Columbus searched for the New World.
Pizarro for El Dorado.
De Leon for the Fountain of Youth.
This morning, despite a steady onslaught of freezing rain, Uncle Slappy and I went out in search of chicken fat.
Chicken fat is used in cooking by probably a handful of Jews in Manhattan. The people who use it are dying out, as are the meals and the recipes they cook with it.
A similar feeling must be experienced by, say, native Americans, if they need wild acorns for cooking, or a yellow-throated wood thrush.
They're things you just can't find anymore.
Uncle Slappy fastened up his galoshes. He was like Mr. Antrobus in Wilder's "The Skin of Our Teeth." Despite all the evidence and science of global warming, Slappy was ready for the deep freeze. Maybe he sees Mastodons where I see the M15 bus.
I loaned him my ancient oilskin and foul-weather hat. These I bought 30 years ago and are more suited to a North Atlantic crossing than a short trip across town.
I buttoned up accordingly, with my second-string rain gear.
And we trudged through the downpour to Fairway. Fairway, thousands of square feet of almost everything imaginable. Literally scores of olive oils, coffees, cheeses, salamis and fruits and vegetables from every corner of the world.
But no chicken fat.
No hay graso de pollo.
Then to Park East, a small kosher emporium on Second Avenue.
There too the staff is Hispanic. Like the lederhosen-wearing Mexicans at the Old Heidelburg Schnitzel Restaurant down the block.

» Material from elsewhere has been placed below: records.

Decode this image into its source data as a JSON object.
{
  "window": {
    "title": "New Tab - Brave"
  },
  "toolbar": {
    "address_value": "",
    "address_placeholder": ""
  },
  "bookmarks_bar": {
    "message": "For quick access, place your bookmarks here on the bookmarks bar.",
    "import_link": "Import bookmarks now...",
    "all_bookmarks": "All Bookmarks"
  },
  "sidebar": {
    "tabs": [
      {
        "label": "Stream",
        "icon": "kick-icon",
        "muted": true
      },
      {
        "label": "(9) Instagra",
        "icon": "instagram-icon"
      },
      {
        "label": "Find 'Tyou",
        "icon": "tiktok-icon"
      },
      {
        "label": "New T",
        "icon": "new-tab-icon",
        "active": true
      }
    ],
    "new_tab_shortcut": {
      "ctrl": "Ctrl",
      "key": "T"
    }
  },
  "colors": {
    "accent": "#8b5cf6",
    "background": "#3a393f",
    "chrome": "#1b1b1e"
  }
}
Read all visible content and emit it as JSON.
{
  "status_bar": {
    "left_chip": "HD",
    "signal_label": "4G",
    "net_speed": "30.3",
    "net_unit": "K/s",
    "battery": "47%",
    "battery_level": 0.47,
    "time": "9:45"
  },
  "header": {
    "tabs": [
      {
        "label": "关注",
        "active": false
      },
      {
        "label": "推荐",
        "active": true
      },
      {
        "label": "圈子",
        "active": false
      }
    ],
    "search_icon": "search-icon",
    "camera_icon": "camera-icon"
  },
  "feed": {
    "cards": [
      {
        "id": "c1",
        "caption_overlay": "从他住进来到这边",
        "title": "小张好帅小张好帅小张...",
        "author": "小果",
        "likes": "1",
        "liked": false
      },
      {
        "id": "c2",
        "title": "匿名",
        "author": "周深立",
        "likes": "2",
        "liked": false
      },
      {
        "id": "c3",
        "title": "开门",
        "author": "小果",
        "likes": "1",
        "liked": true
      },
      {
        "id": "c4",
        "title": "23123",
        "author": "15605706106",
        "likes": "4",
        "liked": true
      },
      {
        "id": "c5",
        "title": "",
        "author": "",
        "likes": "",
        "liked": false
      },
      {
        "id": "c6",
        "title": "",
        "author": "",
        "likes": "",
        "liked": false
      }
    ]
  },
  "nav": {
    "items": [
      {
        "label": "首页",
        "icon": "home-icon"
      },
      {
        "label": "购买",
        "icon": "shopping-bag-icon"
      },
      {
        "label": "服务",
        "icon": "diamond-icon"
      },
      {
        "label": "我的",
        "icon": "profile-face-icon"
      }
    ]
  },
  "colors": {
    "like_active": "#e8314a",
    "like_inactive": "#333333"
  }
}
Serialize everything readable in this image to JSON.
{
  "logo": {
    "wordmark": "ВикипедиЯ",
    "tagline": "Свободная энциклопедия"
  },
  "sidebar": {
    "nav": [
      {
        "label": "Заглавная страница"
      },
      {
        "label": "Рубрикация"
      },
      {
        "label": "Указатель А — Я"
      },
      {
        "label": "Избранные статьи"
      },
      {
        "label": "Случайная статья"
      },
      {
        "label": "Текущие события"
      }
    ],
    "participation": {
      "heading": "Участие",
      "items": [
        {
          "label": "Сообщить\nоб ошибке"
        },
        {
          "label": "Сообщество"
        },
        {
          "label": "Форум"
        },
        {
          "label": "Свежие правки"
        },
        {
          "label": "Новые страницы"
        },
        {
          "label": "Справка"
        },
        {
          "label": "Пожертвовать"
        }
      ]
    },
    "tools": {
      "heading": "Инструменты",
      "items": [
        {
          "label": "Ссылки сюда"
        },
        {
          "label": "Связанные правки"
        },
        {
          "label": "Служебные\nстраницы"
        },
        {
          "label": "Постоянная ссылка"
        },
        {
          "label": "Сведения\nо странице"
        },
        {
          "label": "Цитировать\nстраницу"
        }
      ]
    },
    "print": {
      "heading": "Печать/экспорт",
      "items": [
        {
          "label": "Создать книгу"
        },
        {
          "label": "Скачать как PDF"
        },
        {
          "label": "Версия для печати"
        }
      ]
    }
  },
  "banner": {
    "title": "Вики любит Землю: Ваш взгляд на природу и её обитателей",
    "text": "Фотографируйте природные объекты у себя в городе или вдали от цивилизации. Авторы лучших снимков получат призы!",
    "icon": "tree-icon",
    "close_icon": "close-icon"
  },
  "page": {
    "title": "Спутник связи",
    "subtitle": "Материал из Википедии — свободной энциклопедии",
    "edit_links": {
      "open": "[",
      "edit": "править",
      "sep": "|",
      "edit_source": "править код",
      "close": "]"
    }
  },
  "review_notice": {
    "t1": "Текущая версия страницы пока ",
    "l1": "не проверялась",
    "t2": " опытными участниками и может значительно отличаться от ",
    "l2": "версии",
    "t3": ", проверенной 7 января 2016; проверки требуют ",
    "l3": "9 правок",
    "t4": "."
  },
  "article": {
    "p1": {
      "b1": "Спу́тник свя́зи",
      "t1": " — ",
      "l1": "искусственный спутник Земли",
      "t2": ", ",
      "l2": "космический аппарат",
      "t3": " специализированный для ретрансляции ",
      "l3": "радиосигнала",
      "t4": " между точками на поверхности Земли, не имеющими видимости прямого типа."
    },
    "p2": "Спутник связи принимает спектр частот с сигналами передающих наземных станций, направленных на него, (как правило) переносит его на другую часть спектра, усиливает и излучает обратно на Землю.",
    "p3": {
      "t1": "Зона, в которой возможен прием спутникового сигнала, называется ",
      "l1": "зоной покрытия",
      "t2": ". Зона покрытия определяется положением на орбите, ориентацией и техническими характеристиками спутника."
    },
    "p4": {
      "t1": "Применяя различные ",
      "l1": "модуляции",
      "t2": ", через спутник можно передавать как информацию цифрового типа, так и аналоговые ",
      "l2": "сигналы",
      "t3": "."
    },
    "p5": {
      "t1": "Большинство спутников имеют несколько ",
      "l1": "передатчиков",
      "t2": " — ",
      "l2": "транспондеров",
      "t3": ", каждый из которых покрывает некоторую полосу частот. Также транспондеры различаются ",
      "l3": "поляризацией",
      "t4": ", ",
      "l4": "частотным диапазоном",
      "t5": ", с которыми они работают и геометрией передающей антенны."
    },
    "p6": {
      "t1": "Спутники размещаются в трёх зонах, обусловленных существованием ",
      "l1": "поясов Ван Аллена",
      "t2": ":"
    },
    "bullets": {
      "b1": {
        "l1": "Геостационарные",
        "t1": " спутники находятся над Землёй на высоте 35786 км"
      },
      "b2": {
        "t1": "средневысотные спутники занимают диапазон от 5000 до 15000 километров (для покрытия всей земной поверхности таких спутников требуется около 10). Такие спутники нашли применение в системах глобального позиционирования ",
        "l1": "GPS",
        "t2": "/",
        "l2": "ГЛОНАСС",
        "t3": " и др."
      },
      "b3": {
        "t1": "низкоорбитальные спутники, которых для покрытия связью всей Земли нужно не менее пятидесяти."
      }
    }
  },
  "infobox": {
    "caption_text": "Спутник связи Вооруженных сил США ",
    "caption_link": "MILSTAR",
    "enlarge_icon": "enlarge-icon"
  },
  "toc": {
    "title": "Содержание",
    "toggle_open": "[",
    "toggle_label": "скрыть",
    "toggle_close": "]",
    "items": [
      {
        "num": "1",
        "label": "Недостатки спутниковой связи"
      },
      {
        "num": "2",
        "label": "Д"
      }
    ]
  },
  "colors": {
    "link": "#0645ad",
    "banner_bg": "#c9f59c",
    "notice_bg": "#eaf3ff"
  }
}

There too no hay graso de pollo.
Finally, a yarmulke wearing beard produced an eight-ounce container of the contraband from under the counter.
He handed it to me.
Uncle Slappy and I thanked him with the thanks of salvation.
I pulled a $20 from my slicker.
"No charge," he said, "And Happy Thanksgiving."